Data records
○ ○ ○ ○ ○

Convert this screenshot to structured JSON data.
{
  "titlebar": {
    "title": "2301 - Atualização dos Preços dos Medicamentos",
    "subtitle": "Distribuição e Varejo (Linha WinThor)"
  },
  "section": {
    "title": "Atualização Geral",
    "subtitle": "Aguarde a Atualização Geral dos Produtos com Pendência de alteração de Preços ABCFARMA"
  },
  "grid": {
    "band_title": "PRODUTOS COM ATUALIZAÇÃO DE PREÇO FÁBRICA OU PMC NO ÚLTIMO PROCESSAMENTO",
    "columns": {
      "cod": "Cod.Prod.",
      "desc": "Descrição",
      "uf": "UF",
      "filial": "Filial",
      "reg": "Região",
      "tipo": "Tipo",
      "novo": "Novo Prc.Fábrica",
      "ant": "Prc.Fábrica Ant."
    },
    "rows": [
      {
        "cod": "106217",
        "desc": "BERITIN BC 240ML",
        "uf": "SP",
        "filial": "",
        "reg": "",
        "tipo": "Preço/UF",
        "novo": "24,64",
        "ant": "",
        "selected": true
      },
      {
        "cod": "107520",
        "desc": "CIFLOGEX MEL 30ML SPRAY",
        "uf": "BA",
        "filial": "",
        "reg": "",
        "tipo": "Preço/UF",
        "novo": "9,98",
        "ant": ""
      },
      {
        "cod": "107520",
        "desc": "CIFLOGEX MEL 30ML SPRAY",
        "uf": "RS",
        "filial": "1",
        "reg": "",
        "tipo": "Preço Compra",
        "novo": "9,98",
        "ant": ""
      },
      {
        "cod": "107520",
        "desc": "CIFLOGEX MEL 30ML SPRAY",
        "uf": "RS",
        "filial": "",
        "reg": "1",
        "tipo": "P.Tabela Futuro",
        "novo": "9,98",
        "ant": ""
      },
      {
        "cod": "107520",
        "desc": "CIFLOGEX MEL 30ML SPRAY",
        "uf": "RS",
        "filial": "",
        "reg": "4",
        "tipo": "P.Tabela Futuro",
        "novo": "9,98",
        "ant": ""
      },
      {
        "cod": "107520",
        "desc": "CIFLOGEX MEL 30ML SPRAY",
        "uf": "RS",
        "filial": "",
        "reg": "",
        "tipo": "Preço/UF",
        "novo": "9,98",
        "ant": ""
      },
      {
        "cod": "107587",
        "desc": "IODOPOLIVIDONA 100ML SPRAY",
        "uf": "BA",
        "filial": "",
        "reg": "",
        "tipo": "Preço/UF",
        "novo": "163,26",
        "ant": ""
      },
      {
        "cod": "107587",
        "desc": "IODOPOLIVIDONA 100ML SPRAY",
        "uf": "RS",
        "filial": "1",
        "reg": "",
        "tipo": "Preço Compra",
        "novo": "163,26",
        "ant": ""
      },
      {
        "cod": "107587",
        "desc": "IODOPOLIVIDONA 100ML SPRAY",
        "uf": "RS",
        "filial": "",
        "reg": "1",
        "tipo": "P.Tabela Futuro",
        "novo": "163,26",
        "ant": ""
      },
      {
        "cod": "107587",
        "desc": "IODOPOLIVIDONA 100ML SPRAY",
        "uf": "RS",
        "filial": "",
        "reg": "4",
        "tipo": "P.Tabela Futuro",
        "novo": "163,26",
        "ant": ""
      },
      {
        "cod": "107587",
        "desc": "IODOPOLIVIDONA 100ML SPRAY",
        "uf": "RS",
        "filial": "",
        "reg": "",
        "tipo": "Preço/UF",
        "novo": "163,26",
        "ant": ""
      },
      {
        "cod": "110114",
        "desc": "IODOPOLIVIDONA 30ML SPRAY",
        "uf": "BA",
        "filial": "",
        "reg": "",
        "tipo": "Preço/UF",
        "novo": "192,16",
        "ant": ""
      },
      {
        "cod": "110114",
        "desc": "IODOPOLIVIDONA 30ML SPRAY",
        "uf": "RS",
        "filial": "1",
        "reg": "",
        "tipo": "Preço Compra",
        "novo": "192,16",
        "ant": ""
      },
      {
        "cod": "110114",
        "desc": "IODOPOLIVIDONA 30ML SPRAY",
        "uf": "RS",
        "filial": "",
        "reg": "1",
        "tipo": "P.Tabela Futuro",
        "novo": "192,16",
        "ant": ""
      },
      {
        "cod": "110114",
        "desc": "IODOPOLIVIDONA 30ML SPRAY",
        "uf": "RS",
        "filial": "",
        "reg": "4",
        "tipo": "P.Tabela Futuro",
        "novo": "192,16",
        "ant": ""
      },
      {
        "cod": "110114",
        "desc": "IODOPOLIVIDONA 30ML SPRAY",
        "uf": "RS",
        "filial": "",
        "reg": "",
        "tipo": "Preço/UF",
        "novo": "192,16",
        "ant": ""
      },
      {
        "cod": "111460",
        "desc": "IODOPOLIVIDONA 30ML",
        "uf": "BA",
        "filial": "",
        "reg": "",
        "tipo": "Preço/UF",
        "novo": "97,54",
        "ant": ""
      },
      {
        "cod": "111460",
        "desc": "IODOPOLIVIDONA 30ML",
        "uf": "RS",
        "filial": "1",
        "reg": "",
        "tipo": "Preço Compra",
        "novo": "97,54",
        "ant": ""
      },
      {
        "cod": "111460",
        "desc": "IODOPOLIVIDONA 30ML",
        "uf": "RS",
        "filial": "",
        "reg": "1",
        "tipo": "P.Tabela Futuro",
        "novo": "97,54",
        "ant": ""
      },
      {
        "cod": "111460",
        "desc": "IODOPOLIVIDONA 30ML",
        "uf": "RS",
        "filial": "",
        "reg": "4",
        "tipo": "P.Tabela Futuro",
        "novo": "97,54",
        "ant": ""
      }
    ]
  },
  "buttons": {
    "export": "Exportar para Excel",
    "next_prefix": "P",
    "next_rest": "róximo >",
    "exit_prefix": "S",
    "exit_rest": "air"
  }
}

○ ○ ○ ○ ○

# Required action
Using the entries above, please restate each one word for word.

# Written response
Convert this screenshot to structured JSON data.
{
  "titlebar": {
    "title": "2301 - Atualização dos Preços dos Medicamentos",
    "subtitle": "Distribuição e Varejo (Linha WinThor)"
  },
  "section": {
    "title": "Atualização Geral",
    "subtitle": "Aguarde a Atualização Geral dos Produtos com Pendência de alteração de Preços ABCFARMA"
  },
  "grid": {
    "band_title": "PRODUTOS COM ATUALIZAÇÃO DE PREÇO FÁBRICA OU PMC NO ÚLTIMO PROCESSAMENTO",
    "columns": {
      "cod": "Cod.Prod.",
      "desc": "Descrição",
      "uf": "UF",
      "filial": "Filial",
      "reg": "Região",
      "tipo": "Tipo",
      "novo": "Novo Prc.Fábrica",
      "ant": "Prc.Fábrica Ant."
    },
    "rows": [
      {
        "cod": "106217",
        "desc": "BERITIN BC 240ML",
        "uf": "SP",
        "filial": "",
        "reg": "",
        "tipo": "Preço/UF",
        "novo": "24,64",
        "ant": "",
        "selected": true
      },
      {
        "cod": "107520",
        "desc": "CIFLOGEX MEL 30ML SPRAY",
        "uf": "BA",
        "filial": "",
        "reg": "",
        "tipo": "Preço/UF",
        "novo": "9,98",
        "ant": ""
      },
      {
        "cod": "107520",
        "desc": "CIFLOGEX MEL 30ML SPRAY",
        "uf": "RS",
        "filial": "1",
        "reg": "",
        "tipo": "Preço Compra",
        "novo": "9,98",
        "ant": ""
      },
      {
        "cod": "107520",
        "desc": "CIFLOGEX MEL 30ML SPRAY",
        "uf": "RS",
        "filial": "",
        "reg": "1",
        "tipo": "P.Tabela Futuro",
        "novo": "9,98",
        "ant": ""
      },
      {
        "cod": "107520",
        "desc": "CIFLOGEX MEL 30ML SPRAY",
        "uf": "RS",
        "filial": "",
        "reg": "4",
        "tipo": "P.Tabela Futuro",
        "novo": "9,98",
        "ant": ""
      },
      {
        "cod": "107520",
        "desc": "CIFLOGEX MEL 30ML SPRAY",
        "uf": "RS",
        "filial": "",
        "reg": "",
        "tipo": "Preço/UF",
        "novo": "9,98",
        "ant": ""
      },
      {
        "cod": "107587",
        "desc": "IODOPOLIVIDONA 100ML SPRAY",
        "uf": "BA",
        "filial": "",
        "reg": "",
        "tipo": "Preço/UF",
        "novo": "163,26",
        "ant": ""
      },
      {
        "cod": "107587",
        "desc": "IODOPOLIVIDONA 100ML SPRAY",
        "uf": "RS",
        "filial": "1",
        "reg": "",
        "tipo": "Preço Compra",
        "novo": "163,26",
        "ant": ""
      },
      {
        "cod": "107587",
        "desc": "IODOPOLIVIDONA 100ML SPRAY",
        "uf": "RS",
        "filial": "",
        "reg": "1",
        "tipo": "P.Tabela Futuro",
        "novo": "163,26",
        "ant": ""
      },
      {
        "cod": "107587",
        "desc": "IODOPOLIVIDONA 100ML SPRAY",
        "uf": "RS",
        "filial": "",
        "reg": "4",
        "tipo": "P.Tabela Futuro",
        "novo": "163,26",
        "ant": ""
      },
      {
        "cod": "107587",
        "desc": "IODOPOLIVIDONA 100ML SPRAY",
        "uf": "RS",
        "filial": "",
        "reg": "",
        "tipo": "Preço/UF",
        "novo": "163,26",
        "ant": ""
      },
      {
        "cod": "110114",
        "desc": "IODOPOLIVIDONA 30ML SPRAY",
        "uf": "BA",
        "filial": "",
        "reg": "",
        "tipo": "Preço/UF",
        "novo": "192,16",
        "ant": ""
      },
      {
        "cod": "110114",
        "desc": "IODOPOLIVIDONA 30ML SPRAY",
        "uf": "RS",
        "filial": "1",
        "reg": "",
        "tipo": "Preço Compra",
        "novo": "192,16",
        "ant": ""
      },
      {
        "cod": "110114",
        "desc": "IODOPOLIVIDONA 30ML SPRAY",
        "uf": "RS",
        "filial": "",
        "reg": "1",
        "tipo": "P.Tabela Futuro",
        "novo": "192,16",
        "ant": ""
      },
      {
        "cod": "110114",
        "desc": "IODOPOLIVIDONA 30ML SPRAY",
        "uf": "RS",
        "filial": "",
        "reg": "4",
        "tipo": "P.Tabela Futuro",
        "novo": "192,16",
        "ant": ""
      },
      {
        "cod": "110114",
        "desc": "IODOPOLIVIDONA 30ML SPRAY",
        "uf": "RS",
        "filial": "",
        "reg": "",
        "tipo": "Preço/UF",
        "novo": "192,16",
        "ant": ""
      },
      {
        "cod": "111460",
        "desc": "IODOPOLIVIDONA 30ML",
        "uf": "BA",
        "filial": "",
        "reg": "",
        "tipo": "Preço/UF",
        "novo": "97,54",
        "ant": ""
      },
      {
        "cod": "111460",
        "desc": "IODOPOLIVIDONA 30ML",
        "uf": "RS",
        "filial": "1",
        "reg": "",
        "tipo": "Preço Compra",
        "novo": "97,54",
        "ant": ""
      },
      {
        "cod": "111460",
        "desc": "IODOPOLIVIDONA 30ML",
        "uf": "RS",
        "filial": "",
        "reg": "1",
        "tipo": "P.Tabela Futuro",
        "novo": "97,54",
        "ant": ""
      },
      {
        "cod": "111460",
        "desc": "IODOPOLIVIDONA 30ML",
        "uf": "RS",
        "filial": "",
        "reg": "4",
        "tipo": "P.Tabela Futuro",
        "novo": "97,54",
        "ant": ""
      }
    ]
  },
  "buttons": {
    "export": "Exportar para Excel",
    "next_prefix": "P",
    "next_rest": "róximo >",
    "exit_prefix": "S",
    "exit_rest": "air"
  }
}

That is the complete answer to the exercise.